- “From Crayons to AI: Widening the Lens on Educational Technology and Creativity,” published in TechTrends and authored by Mishra; Danah Henriksen, MLFTC associate professor; and Carmen Richardson, MLFTC instructor.
- “Building Inclusive and Equitable Artificial Intelligence for Education,” published in XRDS: Crossroads, The ACM Magazine for Students by Rod Roscoe, MLFTC associate professor.
This collaborative has been involved in 18 presentations and workshops and two focus groups with school leaders (in collaboration with the Center On Reinventing Public Education).
Future-focused research question: How can systems leaders, policymakers, and educators best prepare students and themselves for a fast-approaching future that incorporates AI into enhanced student learning opportunities, reprioritized teacher working conditions, and new workforce expectations?
This collaborative (which was originally called Designing the New American High School) adapted its focus over the past year to explore the emerging artificial intelligence landscape and implications for K–12 students. The project, led by a team that is part of MLFTC’s Center on Reinventing Public Education, is studying how systems leaders, policymakers and educators can best prepare students and themselves for a fast-approaching future that incorporates artificial intelligence into enhanced student learning opportunities, reprioritized teacher working conditions and new workforce expectations. Completed projects included two surveys and results that were published in The74: One explored the lack of state guidance on use of AI in education, and the other on global adoption of artificial intelligence in education.
Future-focused research question:How can we best prepare youth to think critically about and take agency for their futures?
This collaborative focused on creating connections with faculty and students from other colleges, and authoring white papers about imagination ecosystems for learning and teaching that are being considered for further research development. The white papers, which will be posted online at a future date, explored themes such as, “Teachers: The Role of Imagination in Teaching the Emerging Future”; “Youth: The Role of Imagination in Learning What Could Be”; and “Partners: The Role of Imagination in Unsilo-ing Futures.” Collaborative members submitted two grant proposals and conducted three pilot studies. This team has also submitted a proposal for an AERA workshop, and has collaborated closely with the Education, Sustainability and Global Futures LFC.
This collaborative’s members also worked with a cohort of ten teachers participating in the Sonoran Desert Photovoltaics Laboratory, an NSF-funded summer research experiences program focused on creating a local network of agrivoltaics citizen scientists. The teachers pilot tested interactive games designed to help players understand the impact of environmental choices.
Project OASIS (Optimizing Access for Students in School)
Future-focused research question: How can we create a future educational model where special education and labeling disabilities are not necessary for all students to have the optimal experience?
Project OASIS is the newest collaborative, and it formally launched in August.
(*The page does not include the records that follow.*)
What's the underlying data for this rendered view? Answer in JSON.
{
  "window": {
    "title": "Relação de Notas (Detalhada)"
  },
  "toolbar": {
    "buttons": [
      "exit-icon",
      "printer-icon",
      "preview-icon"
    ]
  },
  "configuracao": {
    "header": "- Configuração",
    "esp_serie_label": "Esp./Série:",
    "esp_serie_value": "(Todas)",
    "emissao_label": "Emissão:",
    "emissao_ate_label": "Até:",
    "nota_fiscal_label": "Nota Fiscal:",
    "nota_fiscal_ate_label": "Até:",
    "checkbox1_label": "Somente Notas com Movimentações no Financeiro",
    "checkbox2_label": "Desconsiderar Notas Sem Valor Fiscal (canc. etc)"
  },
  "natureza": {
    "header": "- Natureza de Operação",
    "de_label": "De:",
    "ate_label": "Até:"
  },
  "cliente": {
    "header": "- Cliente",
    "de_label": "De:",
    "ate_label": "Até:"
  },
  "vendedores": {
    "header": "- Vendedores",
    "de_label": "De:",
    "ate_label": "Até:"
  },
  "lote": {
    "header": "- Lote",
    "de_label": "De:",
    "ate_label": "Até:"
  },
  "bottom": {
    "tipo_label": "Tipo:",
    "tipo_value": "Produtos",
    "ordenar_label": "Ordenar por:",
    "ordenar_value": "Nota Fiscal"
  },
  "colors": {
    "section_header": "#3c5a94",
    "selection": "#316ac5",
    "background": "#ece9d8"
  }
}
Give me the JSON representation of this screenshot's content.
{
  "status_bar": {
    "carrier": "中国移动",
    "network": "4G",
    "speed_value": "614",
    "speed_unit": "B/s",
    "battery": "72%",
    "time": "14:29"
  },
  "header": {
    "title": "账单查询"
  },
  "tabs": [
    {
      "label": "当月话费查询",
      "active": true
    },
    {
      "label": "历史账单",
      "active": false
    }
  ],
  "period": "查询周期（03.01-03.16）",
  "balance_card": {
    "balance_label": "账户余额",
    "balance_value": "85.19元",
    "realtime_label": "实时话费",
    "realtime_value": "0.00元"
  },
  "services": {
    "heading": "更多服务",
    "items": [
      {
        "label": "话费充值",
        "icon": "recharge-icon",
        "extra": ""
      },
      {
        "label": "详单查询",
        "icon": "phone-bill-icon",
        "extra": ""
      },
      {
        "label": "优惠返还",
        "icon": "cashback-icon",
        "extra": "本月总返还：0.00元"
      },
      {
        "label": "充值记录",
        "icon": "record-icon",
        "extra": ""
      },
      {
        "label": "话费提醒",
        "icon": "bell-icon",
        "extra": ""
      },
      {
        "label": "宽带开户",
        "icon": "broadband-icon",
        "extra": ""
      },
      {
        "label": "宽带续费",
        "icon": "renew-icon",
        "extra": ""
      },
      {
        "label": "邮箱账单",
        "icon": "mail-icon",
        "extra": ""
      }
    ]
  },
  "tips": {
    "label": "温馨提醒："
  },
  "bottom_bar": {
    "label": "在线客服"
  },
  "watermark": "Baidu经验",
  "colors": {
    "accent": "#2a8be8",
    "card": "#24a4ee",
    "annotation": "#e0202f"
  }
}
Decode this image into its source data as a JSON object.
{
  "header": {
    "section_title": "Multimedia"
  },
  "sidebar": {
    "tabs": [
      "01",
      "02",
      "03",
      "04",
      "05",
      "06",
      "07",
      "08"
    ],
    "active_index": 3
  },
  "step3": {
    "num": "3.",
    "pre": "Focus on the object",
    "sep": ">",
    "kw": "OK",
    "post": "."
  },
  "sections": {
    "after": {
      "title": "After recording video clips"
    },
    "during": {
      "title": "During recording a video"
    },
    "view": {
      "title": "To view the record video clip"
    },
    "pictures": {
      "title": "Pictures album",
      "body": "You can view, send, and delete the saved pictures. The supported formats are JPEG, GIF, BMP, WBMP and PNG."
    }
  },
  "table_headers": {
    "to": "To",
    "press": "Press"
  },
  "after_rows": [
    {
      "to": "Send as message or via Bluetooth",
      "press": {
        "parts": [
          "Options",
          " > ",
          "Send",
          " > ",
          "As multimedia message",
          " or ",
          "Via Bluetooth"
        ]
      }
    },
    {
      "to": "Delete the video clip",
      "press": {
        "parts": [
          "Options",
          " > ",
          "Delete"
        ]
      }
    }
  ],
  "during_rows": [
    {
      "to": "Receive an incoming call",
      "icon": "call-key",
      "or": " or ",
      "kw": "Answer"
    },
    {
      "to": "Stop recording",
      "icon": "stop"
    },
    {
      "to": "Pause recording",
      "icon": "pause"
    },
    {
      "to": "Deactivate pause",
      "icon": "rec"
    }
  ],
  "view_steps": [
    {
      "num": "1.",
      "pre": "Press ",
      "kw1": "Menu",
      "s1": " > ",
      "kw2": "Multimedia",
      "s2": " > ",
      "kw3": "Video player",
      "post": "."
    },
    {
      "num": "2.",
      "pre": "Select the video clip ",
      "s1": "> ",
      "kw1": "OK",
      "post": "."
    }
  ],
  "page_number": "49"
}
The goals of this interdisciplinary collaborative are to:
- Create an interdisciplinary network of organizations and individuals dedicated to identifying areas for further research and analysis.
- Identify opportunities to redesign special education that have the potential to be scaled.
- Launch research projects that test, analyze and provide insight into possible solutions.
The first formal meeting brought together more than 60 educators, faculty and community members to lay the foundation for future plans that include school visits, webinars and reviewing data to identify high-performing school models. This collaborative also will explore topics such as team-based teaching that align with the focus of MLFTC's Next Education Workforce initiative involving schools nationwide.